:: What you have to do ::
Below are the records; copy each line in which "minutos" can be found.

:: Data section ::
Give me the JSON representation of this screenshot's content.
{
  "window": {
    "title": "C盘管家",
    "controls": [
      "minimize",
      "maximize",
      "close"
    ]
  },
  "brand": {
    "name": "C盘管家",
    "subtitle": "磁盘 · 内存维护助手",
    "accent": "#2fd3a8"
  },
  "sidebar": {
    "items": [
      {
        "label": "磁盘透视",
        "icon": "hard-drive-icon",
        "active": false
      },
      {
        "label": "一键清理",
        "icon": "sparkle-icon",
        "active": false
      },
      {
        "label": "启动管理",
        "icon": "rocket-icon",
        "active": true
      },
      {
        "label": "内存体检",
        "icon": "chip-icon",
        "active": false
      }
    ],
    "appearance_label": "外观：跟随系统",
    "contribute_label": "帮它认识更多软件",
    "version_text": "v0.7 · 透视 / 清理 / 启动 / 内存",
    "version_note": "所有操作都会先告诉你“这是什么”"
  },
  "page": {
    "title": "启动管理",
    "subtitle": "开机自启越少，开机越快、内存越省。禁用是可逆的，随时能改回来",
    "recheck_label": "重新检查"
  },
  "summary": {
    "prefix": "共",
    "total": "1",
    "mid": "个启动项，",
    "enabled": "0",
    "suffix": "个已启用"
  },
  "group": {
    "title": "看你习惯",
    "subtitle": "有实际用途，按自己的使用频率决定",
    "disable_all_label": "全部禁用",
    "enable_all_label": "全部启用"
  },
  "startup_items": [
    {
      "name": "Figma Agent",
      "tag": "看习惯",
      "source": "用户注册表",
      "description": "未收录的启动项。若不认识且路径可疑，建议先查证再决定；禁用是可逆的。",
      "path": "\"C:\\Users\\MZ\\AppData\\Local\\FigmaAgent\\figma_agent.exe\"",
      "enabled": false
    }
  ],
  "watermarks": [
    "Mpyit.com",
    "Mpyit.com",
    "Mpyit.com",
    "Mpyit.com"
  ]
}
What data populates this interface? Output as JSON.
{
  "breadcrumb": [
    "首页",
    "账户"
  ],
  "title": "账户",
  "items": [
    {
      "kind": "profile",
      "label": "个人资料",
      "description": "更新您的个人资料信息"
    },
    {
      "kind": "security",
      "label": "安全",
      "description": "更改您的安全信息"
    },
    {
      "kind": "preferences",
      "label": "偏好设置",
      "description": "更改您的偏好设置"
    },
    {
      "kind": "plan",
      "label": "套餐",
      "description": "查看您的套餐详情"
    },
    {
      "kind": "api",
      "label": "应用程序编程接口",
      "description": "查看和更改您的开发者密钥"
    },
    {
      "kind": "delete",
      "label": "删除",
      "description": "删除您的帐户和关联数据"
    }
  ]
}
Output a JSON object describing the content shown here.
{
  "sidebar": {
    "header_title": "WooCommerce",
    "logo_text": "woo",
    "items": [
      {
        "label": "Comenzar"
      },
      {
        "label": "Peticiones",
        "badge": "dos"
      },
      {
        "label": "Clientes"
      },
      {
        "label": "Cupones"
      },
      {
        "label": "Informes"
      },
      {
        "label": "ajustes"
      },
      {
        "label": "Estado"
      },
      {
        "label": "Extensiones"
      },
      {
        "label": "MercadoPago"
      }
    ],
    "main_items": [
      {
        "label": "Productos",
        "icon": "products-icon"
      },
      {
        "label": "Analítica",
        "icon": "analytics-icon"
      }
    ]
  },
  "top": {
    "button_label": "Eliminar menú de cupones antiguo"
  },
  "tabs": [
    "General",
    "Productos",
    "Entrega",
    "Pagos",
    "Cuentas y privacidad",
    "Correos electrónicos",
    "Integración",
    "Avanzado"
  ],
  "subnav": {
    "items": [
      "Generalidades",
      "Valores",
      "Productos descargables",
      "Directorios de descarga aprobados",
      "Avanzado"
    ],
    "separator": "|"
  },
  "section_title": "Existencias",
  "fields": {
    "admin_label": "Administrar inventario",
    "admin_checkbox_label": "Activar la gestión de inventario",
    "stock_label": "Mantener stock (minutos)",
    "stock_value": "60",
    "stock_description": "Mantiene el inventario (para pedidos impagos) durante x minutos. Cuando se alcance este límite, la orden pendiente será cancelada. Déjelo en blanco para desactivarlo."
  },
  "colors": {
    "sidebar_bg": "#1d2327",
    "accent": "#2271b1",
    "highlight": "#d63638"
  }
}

:: Task answer ::
    "stock_label": "Mantener stock (minutos)",
    "stock_description": "Mantiene el inventario (para pedidos impagos) durante x minutos. Cuando se alcance este límite, la orden pendiente será cancelada. Déjelo en blanco para desactivarlo."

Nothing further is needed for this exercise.